I had a date to attend a baby shower in the outer western suburbs yesterday and prepared for it by purchasing visiting rights to the new M7 Westlink motorway, which has just been completed (ahead of schedule). The satellite photo of Sydney that hangs over my red vinyl couch doesn't show the motorway, alas, but it does show the roadworks that were gouged into the landscape in preparation for its construction. They weave out from the M2 westward, take a plunge to the south, cross the M4 and head further south into the suburban heartland.

It took me about as long to reach the entrance to the M4 through the choked Saturday streets as it did to negotiate the rest of the journey along the M4 and onto the M7. But my preparations began earlier when I telephoned the road operators, who directed me to the payment Web site, where I entered my details -- such as car registration, name, and credit card details (they don't take American Express: note) -- and clicked submit. I bought access for a whole day to this new toll-based extravaganza, and for a reasonable fee of $1.50 in registration charges. The toll itself depends on the distance travelled, but would only cost about $3.00 each way.

Travelling away from traffic-choked Strathfield on the M4 was a pleasure and at the toll plaza on this much older road I forked out the $2.20 payment that is requisite for passenger cars. The M4 on a Saturday is quite crowded but the brisk pace whips you along at about 90 kilometers per hour, which is the speed limit for most of its length. By the time the speed limit clicks up to 100 kms/hr you're almost at the turn-off.

And what a construction it is. Dubbed the Light Horse Interchange, the intersection of the two motorways is an engineering marvel: concrete columns and ribbons of shiny asphalt that twist and gybe across the landscape for hundreds of meters.

Being a lover of Jeffrey Smart's modernist snapshots, and having produced works of my own celebrating the harsh beauty of infrastructure, the view of cars gliding through the empyrean across broad acres of grass appeals greatly to me. The 70 km/hr right-hand swerve in my little, 1.3-litre Echo was highly pleasurable.

I reached the Richmond Road exit in double time, having passed two intrepid bicyclers on the way, and purred into the confines of Amsterdam Street twenty minutes ahead of schedule. I was the first guest to arrive. Damn those motorways: my baby shower host wasn't even out of the bathroom shower yet.

1 comment:

Ron said...

My wife and I have quite a few family members in the Sutherland Shire area whom we visit regularly. The M4/M7/M5 tollways have cut about 25" off our travelling time but the best part is not having to travel through Silverwater, Bankstown etc.
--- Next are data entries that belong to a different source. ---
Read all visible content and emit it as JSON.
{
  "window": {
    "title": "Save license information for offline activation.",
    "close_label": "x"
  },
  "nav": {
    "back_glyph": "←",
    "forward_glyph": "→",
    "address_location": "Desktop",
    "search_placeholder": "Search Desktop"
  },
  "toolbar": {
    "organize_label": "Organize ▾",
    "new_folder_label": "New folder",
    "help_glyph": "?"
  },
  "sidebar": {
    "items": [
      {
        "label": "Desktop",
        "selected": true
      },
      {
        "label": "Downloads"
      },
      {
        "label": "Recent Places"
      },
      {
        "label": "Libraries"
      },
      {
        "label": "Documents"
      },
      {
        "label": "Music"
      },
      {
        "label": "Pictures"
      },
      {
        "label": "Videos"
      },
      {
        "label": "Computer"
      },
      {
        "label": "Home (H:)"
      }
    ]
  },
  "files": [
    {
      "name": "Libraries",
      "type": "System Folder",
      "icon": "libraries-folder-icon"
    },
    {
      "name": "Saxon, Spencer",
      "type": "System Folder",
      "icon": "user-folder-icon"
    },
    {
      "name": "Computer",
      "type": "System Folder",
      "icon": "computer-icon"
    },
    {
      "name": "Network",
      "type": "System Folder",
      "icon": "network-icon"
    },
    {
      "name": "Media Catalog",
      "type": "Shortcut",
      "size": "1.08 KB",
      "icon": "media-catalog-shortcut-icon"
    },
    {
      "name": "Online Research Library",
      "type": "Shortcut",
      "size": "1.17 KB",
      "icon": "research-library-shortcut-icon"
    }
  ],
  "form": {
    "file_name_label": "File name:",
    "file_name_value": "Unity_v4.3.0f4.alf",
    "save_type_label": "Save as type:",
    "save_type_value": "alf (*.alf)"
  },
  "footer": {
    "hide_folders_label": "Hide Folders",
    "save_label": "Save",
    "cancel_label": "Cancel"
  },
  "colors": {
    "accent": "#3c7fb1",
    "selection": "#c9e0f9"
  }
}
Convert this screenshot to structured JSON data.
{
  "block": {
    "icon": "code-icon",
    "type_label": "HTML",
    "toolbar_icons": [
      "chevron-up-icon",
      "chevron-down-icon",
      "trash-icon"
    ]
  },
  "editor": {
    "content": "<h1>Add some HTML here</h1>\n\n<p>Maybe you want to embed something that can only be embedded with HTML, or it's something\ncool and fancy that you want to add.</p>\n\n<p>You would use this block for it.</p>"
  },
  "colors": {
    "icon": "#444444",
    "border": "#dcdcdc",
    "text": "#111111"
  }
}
I'm not too impressed with the Light Horse 'sculptures'. A bit too vague and modernistic for my liking. They look like unfinished electrical outlets.